But Andrew I will give you credit for at least trying to justify the cuts unlike our local Lib Dems who are maintaining an errie silence. I look forward to their next Hocus Focus leaflet when they are standing outside a school that is not being rebuilt looking sad/ happy/ concerned (delete as applicable).

From Graham Barker

Tuesday, 6 July 2010

Paul — You might like to consider adopting a less patronising tone. Speaking just for myself, if I had to judge whose “grasp of the democratic process” was firmer and more mature — yours or Andrew’s — there wouldn’t be much of a contest.

From Paul Clarke

Thursday, 8 July 2010

Graham, good to see you wheel out the ye olde patronising/immature jibe rather than take on the argument.

I now realise it is immature to post some real Condem policies that could lead to a double dip recession rather than just make a bland assertion we should just put up with savage cuts because we had an election.

So I look forward to hearing your views on those cuts that will impact on all of us.

It was certainly not my intent to patronise anyone in my last post but looking back I agree that saying someone doesn’t have a grip on politics was a cheap shot. So my apologies to Andrew for any upset.

From Mick Piggott

Thursday, 8 July 2010

May I just refer back to Andrew Hall’s assertion, regarding the outcome of the election, that “Surely we have to accept the outcome even if it isn’t the one we wanted?”

So we have to just lie down and let the steamroller flatten us, do we? Remember, the Nazis first came to power by winning an election, but that didn’t make it right or acceptable… No, democracy means you are allowed to resist a bad result. Especially so when extremely damaging policies are to be implemented which the “victors” failed to spell out in their election campaigns.

Mr Hall thinks that I am part of the problem. Well, actually, as a pensioner, I can inform him that I worked all my adult life and now I am retired and living on a State pension. Much as I search my ageing memory, I can’t think of anything I did that in any way contributed to the country’s current problems. I didn’t gamble and lose billions of pounds of other people’s money, for instance, nor did I become rich by exploiting and ripping off ordinary people. I think you will find, my right-wing reactionary correspondent friends, that the ruling class that you so assiduously defend were the people who did that. They just want the rest of us to pay for it, that’s all.

Maybe you guys would like to send a donation from your own money to the ConDem government?

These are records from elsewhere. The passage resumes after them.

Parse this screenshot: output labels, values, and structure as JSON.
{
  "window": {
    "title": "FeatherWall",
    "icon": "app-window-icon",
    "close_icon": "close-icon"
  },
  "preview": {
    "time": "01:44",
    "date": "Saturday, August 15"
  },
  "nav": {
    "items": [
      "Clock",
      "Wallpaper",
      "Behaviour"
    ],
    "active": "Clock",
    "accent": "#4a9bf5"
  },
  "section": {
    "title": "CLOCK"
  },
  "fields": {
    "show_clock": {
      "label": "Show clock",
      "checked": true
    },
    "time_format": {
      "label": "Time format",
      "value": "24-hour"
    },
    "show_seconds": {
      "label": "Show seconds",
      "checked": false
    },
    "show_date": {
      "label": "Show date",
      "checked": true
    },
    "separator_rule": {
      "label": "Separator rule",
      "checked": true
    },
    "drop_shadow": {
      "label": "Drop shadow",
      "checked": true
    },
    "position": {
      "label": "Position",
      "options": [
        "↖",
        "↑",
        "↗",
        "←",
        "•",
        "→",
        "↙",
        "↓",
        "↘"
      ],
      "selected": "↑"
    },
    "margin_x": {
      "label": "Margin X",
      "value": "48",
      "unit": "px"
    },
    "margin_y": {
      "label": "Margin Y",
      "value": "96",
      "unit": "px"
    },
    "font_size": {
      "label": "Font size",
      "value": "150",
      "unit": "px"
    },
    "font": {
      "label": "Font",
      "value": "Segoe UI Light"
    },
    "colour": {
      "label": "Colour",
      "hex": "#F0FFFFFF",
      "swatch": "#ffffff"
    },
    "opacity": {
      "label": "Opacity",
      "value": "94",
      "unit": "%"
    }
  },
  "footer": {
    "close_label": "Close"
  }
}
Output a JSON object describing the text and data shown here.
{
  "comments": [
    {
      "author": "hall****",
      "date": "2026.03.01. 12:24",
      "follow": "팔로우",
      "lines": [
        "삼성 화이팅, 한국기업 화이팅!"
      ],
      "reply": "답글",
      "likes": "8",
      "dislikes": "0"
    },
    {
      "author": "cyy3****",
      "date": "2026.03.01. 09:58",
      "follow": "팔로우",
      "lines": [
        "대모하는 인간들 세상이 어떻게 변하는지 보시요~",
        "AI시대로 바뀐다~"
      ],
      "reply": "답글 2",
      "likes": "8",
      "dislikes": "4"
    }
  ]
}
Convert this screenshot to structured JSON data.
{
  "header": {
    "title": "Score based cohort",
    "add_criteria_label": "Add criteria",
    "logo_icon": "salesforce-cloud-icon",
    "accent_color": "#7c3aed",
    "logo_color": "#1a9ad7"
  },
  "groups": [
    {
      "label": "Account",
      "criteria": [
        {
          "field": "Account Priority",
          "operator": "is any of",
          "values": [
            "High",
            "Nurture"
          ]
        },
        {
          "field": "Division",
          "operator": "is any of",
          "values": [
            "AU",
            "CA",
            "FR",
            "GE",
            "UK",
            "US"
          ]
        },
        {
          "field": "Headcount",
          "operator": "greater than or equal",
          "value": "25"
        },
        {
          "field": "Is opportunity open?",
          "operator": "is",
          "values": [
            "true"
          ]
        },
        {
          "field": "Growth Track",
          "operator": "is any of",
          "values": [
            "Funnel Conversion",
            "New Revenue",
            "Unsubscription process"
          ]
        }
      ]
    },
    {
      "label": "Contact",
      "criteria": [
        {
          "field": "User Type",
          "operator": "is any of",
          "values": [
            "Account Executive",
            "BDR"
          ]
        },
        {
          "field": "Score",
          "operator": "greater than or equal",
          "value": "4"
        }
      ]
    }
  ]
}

From Paul Clarke

Friday, 16 July 2010

I really must apologise for misleading HB readers when I suggested the Condems were going to cut 35,000 police officers.

It now seems that the figure could be as high as 60,000 according to a review carried by a former Chief Constable for Jane’s Police Review.

This comes on a day when crime fell yet again thanks to the measures introduced by the previous government.

So watching “Call me Dave” getting up in the house rightly slagging off the morons who think “Moaty” is a hero was particularly sick. Under the Condems the local police will struggle to find a taxi full of firearms officers to track murderous pillocks down.

I will also struggle to find a West Yorkshire copper to drag local Fib Dems out of their bunker to finally comment on the cuts their government is making.

BTW… it’s good to see our right to see a cancer specialist within two weeks going.

From David Telford

Monday, 17 October 2011

Response to Paul Clarke

It's interesting that you say you are £500 p.a. worse off after the VAT increase. If that is true, I must say you must be pretty well off or at least have pretty rich tastes. For you to be £500 worse off due to std rate vatable items (mainly luxuries with some exceptions) you will be spending in excess of £20,000 per year on luxury items.

If it's really an issue to you, may I suggest you transfer your spending away from such items and consume less. If you feel you shouldn't have to, I can only say that most people would consider the very well off should contribute the most considering the economic position in which we find ourselves.